Start of Extracted material
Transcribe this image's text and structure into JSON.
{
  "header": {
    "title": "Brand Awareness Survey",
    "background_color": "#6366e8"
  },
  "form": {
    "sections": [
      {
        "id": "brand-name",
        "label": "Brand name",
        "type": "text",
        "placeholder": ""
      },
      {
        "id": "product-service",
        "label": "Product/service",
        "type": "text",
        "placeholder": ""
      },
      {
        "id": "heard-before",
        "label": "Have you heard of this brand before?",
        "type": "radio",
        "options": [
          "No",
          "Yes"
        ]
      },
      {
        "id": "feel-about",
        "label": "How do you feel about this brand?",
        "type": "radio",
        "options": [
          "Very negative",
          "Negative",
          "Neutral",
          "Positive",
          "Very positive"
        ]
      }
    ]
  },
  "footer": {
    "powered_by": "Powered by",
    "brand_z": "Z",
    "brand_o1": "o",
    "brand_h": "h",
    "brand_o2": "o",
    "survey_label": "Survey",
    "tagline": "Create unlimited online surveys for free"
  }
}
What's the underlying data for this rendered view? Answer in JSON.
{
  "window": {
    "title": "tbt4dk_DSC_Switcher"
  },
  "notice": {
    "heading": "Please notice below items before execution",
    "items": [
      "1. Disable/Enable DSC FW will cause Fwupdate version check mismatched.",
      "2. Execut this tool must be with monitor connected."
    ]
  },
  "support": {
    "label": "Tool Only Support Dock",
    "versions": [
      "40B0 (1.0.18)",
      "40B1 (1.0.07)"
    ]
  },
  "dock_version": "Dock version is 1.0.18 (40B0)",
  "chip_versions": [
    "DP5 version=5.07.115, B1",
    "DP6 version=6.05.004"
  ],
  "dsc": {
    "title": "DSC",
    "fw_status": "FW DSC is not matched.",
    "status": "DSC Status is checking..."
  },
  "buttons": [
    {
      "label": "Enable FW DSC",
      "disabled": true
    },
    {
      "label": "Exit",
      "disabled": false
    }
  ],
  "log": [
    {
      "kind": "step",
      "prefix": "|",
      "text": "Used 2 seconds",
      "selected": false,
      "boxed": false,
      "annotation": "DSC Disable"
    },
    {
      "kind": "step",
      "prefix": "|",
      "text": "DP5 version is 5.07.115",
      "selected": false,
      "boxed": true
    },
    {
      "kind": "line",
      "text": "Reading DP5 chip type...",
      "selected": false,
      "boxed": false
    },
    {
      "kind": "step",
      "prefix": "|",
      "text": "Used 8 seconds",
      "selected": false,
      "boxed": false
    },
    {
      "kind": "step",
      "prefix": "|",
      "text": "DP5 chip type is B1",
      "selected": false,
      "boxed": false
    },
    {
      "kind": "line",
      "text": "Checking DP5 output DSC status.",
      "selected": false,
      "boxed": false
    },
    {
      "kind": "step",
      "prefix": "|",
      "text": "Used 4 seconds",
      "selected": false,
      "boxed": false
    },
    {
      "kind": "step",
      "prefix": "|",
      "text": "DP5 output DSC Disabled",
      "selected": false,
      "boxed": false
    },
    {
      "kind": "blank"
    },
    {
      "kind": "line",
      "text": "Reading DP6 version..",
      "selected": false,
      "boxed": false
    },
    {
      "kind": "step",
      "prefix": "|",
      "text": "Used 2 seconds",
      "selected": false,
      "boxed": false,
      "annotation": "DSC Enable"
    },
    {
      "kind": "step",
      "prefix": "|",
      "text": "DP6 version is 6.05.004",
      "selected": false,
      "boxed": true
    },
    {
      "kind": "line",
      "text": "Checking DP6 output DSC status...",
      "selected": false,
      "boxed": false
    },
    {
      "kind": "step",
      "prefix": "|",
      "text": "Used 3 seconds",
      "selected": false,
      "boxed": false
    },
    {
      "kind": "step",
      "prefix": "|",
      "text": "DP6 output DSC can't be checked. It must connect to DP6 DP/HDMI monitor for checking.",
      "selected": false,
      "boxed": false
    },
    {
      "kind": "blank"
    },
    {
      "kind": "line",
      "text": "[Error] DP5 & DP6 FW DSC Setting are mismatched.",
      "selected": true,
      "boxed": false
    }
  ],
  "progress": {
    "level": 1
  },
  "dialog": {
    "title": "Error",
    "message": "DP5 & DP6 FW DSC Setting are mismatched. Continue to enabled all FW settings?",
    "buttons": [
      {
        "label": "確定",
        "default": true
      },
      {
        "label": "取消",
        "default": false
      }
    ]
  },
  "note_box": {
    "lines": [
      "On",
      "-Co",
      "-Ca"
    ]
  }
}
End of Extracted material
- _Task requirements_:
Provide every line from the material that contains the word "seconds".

- _Completed exercise_:
      "text": "Used 2 seconds",
      "text": "Used 8 seconds",
      "text": "Used 4 seconds",
      "text": "Used 2 seconds",
      "text": "Used 3 seconds",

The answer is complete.